Valero Benicia Refinery Discloses February 24 Incident Findings and Concludes Inquiry

The Valero Benicia Refinery has disclosed detailed information regarding the incident that led to the release of an unpleasant odor into the city of Benicia on February 24th and has formally concluded its investigation.

The sequence of events unfolded on Friday, February 23rd when a gas turbine malfunctioned in the Benicia Refinery Fluid Catalytic Cracker Unit, triggering emergency shutdown procedures and necessitating the rerouting of materials to “slop system” tanks. During this process, Tank 1738 was deactivated at around 4:13 a.m. on February 24th upon the discovery of liquid hydrocarbon on its roof.

By 5:30 a.m. the following morning, the Benicia Refinery’s Fence-line monitors detected elevated levels of Hydrogen Sulfide southwest of the Refinery, accompanied by the distinctive odor of H2S, commonly known as the smell of rotten eggs, permeating the city of Benicia.

The refinery promptly initiated an investigation, pinpointing hydrocarbon residue on the roof of Tank 1738 as the source of the odor. Cleanup operations commenced around 1 p.m. on February 24th, with personnel diligently working to remove the material until dusk. Operations resumed the next day, with spot cleaning efforts continuing until cleanup was completed on February 26th.

Initial estimates suggested approximately 83 gallons of refined hydrocarbon material had been involved. However, upon closer inspection during cleanup, it was determined that the material was a thin sheen, with an estimated volume of approximately 35 gallons. The majority of the material removed was rainwater.

An investigative team, comprising managers, engineers, and hourly operators, was assembled two days post-incident to determine its root cause and propose corrective measures. Data from various sources, including equipment monitoring trends and eyewitness accounts, were scrutinized.

The investigation revealed that the floating roof on Tank 1738 had slightly tilted, likely due to vapors entering the tank.

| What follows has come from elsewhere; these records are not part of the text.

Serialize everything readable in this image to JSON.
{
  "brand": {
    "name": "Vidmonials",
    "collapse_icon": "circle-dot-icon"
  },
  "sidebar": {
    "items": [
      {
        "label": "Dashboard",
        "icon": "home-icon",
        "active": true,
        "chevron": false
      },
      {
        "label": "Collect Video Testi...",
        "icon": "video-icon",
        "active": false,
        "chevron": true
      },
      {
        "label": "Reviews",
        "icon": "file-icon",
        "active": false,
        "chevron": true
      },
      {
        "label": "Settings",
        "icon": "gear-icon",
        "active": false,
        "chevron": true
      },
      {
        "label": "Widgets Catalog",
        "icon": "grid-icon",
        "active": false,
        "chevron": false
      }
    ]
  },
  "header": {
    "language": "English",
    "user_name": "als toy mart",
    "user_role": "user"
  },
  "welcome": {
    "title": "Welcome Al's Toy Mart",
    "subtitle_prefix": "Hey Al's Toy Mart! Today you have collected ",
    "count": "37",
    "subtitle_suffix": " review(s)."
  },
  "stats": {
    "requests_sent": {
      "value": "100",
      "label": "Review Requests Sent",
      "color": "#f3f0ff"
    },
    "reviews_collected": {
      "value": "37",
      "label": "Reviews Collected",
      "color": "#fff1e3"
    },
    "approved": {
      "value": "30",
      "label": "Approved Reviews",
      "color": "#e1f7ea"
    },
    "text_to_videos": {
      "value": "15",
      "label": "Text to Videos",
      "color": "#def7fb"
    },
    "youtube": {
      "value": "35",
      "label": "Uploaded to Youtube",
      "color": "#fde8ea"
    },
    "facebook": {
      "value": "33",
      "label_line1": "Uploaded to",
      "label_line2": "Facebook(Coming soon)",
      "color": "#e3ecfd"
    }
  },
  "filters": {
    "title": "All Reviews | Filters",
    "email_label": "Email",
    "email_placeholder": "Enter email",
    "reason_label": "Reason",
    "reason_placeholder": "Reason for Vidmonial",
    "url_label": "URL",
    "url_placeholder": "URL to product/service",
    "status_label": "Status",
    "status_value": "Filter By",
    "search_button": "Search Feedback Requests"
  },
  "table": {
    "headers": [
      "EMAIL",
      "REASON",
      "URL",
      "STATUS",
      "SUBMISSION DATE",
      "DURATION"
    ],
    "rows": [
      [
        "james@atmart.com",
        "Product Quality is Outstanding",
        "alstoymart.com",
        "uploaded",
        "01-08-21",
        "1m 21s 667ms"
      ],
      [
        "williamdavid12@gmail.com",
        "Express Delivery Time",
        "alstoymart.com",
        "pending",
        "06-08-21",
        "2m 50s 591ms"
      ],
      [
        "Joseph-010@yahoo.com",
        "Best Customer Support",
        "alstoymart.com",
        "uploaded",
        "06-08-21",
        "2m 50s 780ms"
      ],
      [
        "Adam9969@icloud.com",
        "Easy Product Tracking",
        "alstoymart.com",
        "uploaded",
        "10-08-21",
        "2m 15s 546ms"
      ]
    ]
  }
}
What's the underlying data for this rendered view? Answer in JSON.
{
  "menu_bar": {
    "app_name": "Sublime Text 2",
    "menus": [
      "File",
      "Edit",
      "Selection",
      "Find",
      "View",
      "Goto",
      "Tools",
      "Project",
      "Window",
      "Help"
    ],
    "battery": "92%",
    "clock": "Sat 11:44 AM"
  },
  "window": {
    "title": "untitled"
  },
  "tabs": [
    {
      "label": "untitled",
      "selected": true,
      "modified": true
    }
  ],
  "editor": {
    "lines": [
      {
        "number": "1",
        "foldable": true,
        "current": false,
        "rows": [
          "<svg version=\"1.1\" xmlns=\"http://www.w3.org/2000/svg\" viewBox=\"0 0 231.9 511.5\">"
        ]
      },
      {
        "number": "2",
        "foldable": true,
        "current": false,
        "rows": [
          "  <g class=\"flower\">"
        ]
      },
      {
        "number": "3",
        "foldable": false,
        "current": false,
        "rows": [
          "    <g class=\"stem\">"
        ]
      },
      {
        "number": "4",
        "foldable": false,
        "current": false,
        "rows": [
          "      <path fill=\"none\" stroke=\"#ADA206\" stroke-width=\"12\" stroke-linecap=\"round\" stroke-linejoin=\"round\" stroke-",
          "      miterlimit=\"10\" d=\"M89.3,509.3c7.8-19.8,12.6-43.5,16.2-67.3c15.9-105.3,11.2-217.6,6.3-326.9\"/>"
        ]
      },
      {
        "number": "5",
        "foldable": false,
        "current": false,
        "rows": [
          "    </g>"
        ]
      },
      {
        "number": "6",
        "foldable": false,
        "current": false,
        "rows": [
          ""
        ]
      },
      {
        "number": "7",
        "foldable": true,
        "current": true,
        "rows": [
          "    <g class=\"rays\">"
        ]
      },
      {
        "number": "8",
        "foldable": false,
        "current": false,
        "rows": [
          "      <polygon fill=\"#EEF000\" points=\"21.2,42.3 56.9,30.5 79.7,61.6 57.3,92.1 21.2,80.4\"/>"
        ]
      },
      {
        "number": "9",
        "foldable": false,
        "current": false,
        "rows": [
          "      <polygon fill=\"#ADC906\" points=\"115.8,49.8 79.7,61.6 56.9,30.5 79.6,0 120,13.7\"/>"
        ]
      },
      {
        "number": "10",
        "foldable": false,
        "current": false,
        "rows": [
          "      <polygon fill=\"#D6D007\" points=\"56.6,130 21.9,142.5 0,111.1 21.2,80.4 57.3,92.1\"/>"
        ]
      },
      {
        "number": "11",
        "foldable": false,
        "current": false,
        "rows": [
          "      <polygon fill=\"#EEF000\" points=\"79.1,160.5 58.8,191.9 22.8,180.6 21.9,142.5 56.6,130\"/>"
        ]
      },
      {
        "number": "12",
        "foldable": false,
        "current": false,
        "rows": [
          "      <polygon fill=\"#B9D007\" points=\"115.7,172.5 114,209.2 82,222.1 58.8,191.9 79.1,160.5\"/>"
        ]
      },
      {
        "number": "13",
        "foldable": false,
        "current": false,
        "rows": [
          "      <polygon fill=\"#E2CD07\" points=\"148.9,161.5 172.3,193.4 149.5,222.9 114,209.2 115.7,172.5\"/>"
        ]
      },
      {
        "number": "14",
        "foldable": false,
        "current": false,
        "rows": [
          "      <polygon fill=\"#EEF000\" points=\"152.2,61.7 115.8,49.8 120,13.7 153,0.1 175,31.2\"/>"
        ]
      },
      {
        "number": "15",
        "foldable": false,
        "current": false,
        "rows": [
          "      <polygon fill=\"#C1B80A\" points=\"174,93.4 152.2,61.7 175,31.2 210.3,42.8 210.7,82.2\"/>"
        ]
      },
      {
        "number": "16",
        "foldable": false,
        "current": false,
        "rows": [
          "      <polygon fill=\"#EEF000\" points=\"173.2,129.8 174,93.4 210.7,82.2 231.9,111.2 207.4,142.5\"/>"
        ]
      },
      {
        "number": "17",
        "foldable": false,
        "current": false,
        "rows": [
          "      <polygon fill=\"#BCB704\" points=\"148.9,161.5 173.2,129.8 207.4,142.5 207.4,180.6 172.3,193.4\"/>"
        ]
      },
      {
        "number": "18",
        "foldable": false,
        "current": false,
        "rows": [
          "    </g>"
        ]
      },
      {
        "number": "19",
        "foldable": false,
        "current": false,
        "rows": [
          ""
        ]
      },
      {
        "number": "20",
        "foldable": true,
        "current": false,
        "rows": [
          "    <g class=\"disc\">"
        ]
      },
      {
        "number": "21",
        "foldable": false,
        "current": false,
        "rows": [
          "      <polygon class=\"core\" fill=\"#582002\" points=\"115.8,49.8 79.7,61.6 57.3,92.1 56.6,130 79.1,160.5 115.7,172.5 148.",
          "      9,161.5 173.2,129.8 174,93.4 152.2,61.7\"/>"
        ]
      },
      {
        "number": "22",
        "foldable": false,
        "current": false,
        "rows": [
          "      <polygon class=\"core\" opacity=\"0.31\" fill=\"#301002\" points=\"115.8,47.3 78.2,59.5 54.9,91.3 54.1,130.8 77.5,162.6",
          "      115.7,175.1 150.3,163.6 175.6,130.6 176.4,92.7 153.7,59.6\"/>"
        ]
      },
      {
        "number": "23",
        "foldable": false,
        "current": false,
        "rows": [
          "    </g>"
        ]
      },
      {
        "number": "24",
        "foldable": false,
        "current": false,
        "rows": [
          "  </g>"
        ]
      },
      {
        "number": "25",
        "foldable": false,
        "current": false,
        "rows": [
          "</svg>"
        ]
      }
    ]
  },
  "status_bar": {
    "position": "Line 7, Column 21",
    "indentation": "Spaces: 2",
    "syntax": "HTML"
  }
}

While potential sources of lighter hydrocarbon materials were identified, insufficient data prevented the team from conclusively determining the source of the vapors.

However, the volume of material on the roof was deemed insufficient to cause offsite impacts, leading investigators to suspect a vapor release from the tank.

To address potential future incidents, the refinery plans to convene a meeting with the City of Benicia and Solano County Certified Unified Program Agency by September 30th. The focus will be on devising engineering solutions for potential slop sources, implementing monitoring and alarm systems, and exploring procedural enhancements to mitigate the risk of vapor release.

While further actions will be discussed during the meeting, the refinery has officially closed its investigation into the incident.

Image source: Craig Miller/KQED